Racial tensions, deep divisions between political parties, and a populist president who takes pride in his outsider cred — that sounds a lot like the political climate of 2018.
And a musical that casts unexpected actors as America’s Founding Fathers, performing tunes of the 21st century — that sounds a lot like “Hamilton.”
But the new show at Warehouse Theatre is neither set in current times nor inspired by Lin-Manuel Miranda’s blockbuster Broadway hit.
“Bloody Bloody Andrew Jackson,” which opens June 8, resonates in surprising ways in the America of 2018, even though it was written more than a decade ago and takes place in the 19th century.
For starters, South Carolina native and vice president John Calhoun is played by Bretteney Beverly, who happens to be an African-American woman, and Crystal Stewart, also an African-American woman, takes on the role of Andrew Jackson’s wife Rachel.
In fact, just about the only person playing a character that shares their gender and ethnicity is Benjamin Taylor Davis, who plays Andrew Jackson as a petulant, emo-style teen rock star who enjoys the 19th-century practice of bloodletting.
Director Andrew Scoville, who was assistant director for the play’s Broadway run, wanted a cast that reflects America as a whole, which meant selecting the actors who best embodied the characters, whether or not the performers’ race or gender matched up with those of the characters.
“The decision to do it this way was just all about giving Americans ownership over an American story,” Scoville said before a rehearsal. “And I don’t consider America to be white, and so it was important to me that our cast not be all white. But beyond that, I didn’t have any particular breakdown in terms of look for any particular part. We just put together actors who had a sense of joy and comedic timing, and we placed them where we thought it would be most interesting in relation to the other actors we have as well.”

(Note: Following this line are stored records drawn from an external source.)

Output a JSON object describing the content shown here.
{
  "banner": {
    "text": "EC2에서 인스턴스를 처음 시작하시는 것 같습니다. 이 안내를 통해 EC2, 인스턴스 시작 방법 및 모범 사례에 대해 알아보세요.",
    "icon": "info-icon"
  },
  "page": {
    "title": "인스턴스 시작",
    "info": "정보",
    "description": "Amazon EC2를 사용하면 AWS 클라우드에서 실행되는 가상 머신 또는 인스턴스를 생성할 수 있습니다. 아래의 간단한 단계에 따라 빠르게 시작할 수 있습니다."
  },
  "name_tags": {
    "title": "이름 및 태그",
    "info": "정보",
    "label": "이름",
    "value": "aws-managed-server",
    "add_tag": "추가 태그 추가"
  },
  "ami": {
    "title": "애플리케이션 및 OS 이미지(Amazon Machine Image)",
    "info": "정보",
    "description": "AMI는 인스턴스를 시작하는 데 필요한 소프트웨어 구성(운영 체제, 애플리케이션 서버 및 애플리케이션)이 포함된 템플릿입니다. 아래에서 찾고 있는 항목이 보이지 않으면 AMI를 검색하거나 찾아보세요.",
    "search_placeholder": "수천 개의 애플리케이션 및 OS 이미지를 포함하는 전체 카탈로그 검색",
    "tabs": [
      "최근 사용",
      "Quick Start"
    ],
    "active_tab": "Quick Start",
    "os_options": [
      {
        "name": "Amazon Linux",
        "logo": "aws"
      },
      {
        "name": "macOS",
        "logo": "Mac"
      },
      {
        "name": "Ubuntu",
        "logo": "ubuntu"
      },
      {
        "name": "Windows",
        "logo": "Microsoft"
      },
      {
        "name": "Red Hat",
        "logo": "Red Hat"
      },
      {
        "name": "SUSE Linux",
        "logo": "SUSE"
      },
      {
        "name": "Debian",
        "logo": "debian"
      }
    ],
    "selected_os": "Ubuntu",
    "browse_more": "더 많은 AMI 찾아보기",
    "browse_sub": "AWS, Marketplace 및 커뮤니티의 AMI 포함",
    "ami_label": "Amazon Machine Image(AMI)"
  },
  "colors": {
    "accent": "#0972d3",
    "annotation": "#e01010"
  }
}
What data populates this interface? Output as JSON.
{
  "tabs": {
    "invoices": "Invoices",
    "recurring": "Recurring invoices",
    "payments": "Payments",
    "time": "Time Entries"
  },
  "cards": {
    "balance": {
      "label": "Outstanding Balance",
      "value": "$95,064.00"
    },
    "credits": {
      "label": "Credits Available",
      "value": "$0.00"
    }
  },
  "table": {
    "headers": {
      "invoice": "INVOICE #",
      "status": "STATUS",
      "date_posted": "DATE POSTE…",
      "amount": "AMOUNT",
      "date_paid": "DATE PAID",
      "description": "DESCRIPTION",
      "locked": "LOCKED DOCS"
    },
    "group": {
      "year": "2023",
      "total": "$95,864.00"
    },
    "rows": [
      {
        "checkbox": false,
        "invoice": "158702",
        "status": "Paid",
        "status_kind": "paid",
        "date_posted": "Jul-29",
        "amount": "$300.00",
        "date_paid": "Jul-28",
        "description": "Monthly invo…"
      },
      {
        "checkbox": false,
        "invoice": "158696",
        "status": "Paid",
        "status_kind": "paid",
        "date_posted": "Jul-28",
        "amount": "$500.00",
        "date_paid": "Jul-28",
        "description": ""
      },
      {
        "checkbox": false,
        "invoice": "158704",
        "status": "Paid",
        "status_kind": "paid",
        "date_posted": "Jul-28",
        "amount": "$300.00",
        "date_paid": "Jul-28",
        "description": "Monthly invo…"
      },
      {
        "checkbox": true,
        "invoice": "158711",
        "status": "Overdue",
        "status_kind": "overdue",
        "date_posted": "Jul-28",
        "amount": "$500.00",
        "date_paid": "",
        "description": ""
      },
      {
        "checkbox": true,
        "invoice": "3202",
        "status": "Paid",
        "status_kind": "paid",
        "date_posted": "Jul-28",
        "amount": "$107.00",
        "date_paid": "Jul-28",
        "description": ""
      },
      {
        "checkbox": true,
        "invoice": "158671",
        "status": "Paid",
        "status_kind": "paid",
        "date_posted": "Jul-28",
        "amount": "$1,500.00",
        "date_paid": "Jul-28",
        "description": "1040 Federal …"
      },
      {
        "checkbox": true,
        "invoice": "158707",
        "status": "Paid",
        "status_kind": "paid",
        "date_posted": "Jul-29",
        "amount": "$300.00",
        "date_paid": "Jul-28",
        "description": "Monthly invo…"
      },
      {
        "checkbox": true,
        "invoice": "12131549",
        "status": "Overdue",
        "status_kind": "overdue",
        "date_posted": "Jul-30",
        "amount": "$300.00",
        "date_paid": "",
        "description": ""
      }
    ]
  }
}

Read more of this article from The Greenville News and Donna Isbell Walker HERE.